You will also need to be open to maintaining relationships with other biological relatives. Your family may expand by more than just this child; extended family often continue to play a role in a child’s life even after they have been adopted by a nonfamily member, and research shows that maintaining a relationship with a child’s biological family, if it is safe and appropriate, is best long-term for their self-image and identity as an adoptee.[dfp_ads id=46]The process of pursuing foster to adopt will vary slightly depending on your state; however, one requirement all foster families will need to complete in order to foster or foster to adopt is the home study. In a home study, a licensed social worker will visit your home and your family a number of times to get to know you and to ensure you are fit to parent and that your home is safe and could comfortably accommodate another child or children. This process can be intimidating for those who have not been through it before, and many are worried that the social worker is looking to “catch” them and find a reason to disqualify them. On the contrary, these social workers know the tremendous need for foster families and are eager to ensure that any family who is qualified to foster can do so.
To qualify, you don’t need to be wealthy or have a home that looks like something out of a Pottery Barn catalog. You just need to have the room in your home and heart for a child who needs a loving family. You will need to pass a background check, show that you have a means of income, and work with your social worker to help determine how many children, what age children, and what kinds of special needs your family would be best equipped to handle. While it can be daunting to feel like you’re required to talk about private details of your life with a stranger, your social worker can be your biggest asset and a tremendous source of support for you during the home study process and beyond if you are willing to see them as an ally rather than the enemy.
Many people who pursue foster to adopt are concerned about the possibility of adopting a child who has experienced abuse, neglect, or other trauma in his or her life. While many, if not most, children in foster care have been separated from their biological families due to abuse or neglect, this does not mean they are “damaged goods.” The training you will receive before as well as the support you will get after placement as a foster to adopt family will help you learn about the basics of what is known as “therapeutic parenting.” While it is true that parenting a child who has experienced these traumas requires a different set of “tools,” any child, adopted or biological, is her own unique person with her own set of challenges and requires parenting that is unique and best serves her needs.

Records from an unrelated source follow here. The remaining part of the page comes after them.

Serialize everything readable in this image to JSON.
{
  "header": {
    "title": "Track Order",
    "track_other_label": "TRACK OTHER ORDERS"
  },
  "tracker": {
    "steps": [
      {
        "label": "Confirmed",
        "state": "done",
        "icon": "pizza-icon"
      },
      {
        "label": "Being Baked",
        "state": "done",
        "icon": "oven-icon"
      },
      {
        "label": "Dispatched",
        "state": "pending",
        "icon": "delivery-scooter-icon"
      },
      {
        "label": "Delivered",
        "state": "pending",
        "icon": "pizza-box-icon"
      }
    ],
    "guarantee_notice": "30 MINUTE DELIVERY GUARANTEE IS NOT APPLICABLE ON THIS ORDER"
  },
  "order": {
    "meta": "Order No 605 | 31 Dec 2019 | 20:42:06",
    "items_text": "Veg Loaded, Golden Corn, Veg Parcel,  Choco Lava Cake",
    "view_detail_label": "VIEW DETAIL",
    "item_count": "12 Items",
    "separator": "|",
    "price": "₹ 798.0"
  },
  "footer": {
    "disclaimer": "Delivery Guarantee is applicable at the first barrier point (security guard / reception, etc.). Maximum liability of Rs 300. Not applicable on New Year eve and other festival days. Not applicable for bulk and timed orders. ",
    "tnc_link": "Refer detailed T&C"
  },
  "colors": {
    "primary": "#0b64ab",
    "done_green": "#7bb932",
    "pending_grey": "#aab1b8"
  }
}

Though additional work with therapists, social workers, behavioral therapists, or other specialists may be involved, with the love, stability, and permanency of a forever family, children adopted from the foster care system can how great improvements and go on to be both productive members of society and cherished members of their forever family. It is often said that the best parts of life, those that are most rewarding, are the parts that require more effort, and this is true of parenting a child adopted from the foster care system. Like with any child, seeing him grow into an interesting, talented, capable young adult is tremendously rewarding. Many celebrities and other public figures were once foster children including Marilyn Monroe, Willie Nelson, Ray Charles, Vidal Sassoon, Coco Chanel, and Babe Ruth, just to name a few.Foster to adopt can be a wonderful way of building your family and providing a family to a child or children who so desperately yearn for one. While it requires effort on your part to become licensed to foster as well as to parent your adopted child, the benefits far outweigh the challenges. If you are open to adopting an older child or a sibling group, check with your local foster agency to see what the first step is in becoming a licensed foster family and pursuing foster to adopt. Odds are, in your very own city, there are hundreds, if not thousands, of children who are legally free for adoption, awaiting a permanent, loving forever family.
Are you ready to pursue adoption? Visit Adoption.org or call 1-800-ADOPT-98 to connect with compassionate, nonjudgmental adoption specialists who can help you get started on the journey of a lifetime.